** Opening MATERIAL FOR THIS TASK block **

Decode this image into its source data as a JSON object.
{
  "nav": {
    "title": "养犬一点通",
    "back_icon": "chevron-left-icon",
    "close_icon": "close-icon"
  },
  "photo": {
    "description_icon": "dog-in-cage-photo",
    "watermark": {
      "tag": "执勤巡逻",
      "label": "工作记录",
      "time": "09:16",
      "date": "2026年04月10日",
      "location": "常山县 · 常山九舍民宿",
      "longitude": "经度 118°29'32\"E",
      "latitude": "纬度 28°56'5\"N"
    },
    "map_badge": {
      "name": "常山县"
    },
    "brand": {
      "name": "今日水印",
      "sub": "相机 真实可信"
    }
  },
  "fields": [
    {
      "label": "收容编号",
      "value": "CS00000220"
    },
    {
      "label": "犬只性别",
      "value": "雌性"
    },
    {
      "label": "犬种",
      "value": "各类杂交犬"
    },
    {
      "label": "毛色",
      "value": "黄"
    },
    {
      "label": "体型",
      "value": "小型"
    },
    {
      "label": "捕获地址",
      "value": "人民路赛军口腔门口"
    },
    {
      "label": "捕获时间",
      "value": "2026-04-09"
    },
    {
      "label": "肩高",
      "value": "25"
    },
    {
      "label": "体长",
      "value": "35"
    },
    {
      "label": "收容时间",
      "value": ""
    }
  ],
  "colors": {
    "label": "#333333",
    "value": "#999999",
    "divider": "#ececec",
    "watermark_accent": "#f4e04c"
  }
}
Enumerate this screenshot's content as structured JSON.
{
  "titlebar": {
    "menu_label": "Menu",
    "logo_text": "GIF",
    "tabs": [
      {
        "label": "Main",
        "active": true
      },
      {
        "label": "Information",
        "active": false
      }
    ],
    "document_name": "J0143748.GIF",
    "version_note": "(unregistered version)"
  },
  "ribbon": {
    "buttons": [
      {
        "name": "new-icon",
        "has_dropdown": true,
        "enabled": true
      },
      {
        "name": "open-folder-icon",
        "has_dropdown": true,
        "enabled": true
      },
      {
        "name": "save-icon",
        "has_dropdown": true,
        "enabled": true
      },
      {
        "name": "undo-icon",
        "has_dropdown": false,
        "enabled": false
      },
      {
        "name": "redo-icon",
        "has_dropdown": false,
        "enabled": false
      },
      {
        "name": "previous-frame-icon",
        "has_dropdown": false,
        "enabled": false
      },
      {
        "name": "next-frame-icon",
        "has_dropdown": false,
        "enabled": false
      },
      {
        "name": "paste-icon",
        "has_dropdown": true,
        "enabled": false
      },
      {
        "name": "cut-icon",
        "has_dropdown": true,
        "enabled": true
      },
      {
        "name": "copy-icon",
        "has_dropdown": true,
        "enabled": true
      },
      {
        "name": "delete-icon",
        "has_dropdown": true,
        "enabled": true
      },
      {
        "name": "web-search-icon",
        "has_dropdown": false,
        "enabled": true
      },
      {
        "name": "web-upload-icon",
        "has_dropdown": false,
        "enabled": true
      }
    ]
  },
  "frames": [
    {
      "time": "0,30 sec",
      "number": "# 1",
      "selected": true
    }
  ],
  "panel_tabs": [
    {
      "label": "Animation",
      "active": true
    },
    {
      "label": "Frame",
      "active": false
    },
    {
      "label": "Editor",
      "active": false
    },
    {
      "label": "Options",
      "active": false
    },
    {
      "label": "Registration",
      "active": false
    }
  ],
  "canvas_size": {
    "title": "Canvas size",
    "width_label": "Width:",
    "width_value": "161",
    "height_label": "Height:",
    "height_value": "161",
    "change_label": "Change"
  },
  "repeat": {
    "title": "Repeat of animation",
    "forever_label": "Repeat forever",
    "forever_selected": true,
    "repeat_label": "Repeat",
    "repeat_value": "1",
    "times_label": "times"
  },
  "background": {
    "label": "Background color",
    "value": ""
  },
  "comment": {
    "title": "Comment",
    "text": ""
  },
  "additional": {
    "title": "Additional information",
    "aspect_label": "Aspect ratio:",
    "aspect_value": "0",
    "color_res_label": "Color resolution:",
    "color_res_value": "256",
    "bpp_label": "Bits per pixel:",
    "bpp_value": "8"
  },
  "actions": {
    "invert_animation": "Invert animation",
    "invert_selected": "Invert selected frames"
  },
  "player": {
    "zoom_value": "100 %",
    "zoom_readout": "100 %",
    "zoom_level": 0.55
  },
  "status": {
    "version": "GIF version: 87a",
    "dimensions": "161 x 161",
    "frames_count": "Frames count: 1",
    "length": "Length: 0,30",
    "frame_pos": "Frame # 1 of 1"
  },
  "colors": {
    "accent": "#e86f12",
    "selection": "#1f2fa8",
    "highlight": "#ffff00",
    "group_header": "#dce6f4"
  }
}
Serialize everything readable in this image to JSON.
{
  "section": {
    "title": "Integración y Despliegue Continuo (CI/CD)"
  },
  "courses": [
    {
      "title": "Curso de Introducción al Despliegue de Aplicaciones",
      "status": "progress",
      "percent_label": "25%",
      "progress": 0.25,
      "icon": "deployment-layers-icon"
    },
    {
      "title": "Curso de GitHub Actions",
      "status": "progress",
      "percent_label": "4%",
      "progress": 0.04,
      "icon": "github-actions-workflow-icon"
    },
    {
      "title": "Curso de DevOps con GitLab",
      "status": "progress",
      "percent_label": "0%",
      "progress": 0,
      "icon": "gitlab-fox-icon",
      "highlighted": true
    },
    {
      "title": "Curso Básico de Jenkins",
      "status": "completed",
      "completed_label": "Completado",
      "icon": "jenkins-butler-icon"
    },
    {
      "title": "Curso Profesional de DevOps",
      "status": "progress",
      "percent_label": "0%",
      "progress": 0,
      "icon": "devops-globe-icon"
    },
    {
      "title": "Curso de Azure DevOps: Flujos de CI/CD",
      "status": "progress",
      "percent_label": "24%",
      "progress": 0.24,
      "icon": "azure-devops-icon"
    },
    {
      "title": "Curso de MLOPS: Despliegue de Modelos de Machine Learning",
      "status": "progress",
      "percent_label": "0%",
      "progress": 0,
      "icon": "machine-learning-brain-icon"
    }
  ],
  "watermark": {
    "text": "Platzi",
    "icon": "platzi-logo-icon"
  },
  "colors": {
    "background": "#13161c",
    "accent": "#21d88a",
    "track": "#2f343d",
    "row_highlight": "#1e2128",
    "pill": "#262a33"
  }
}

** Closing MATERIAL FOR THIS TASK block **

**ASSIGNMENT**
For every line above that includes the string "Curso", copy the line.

**ANSWER TO THIS EXERCISE**
      "title": "Curso de Introducción al Despliegue de Aplicaciones",
      "title": "Curso de GitHub Actions",
      "title": "Curso de DevOps con GitLab",
      "title": "Curso Básico de Jenkins",
      "title": "Curso Profesional de DevOps",
      "title": "Curso de Azure DevOps: Flujos de CI/CD",
      "title": "Curso de MLOPS: Despliegue de Modelos de Machine Learning",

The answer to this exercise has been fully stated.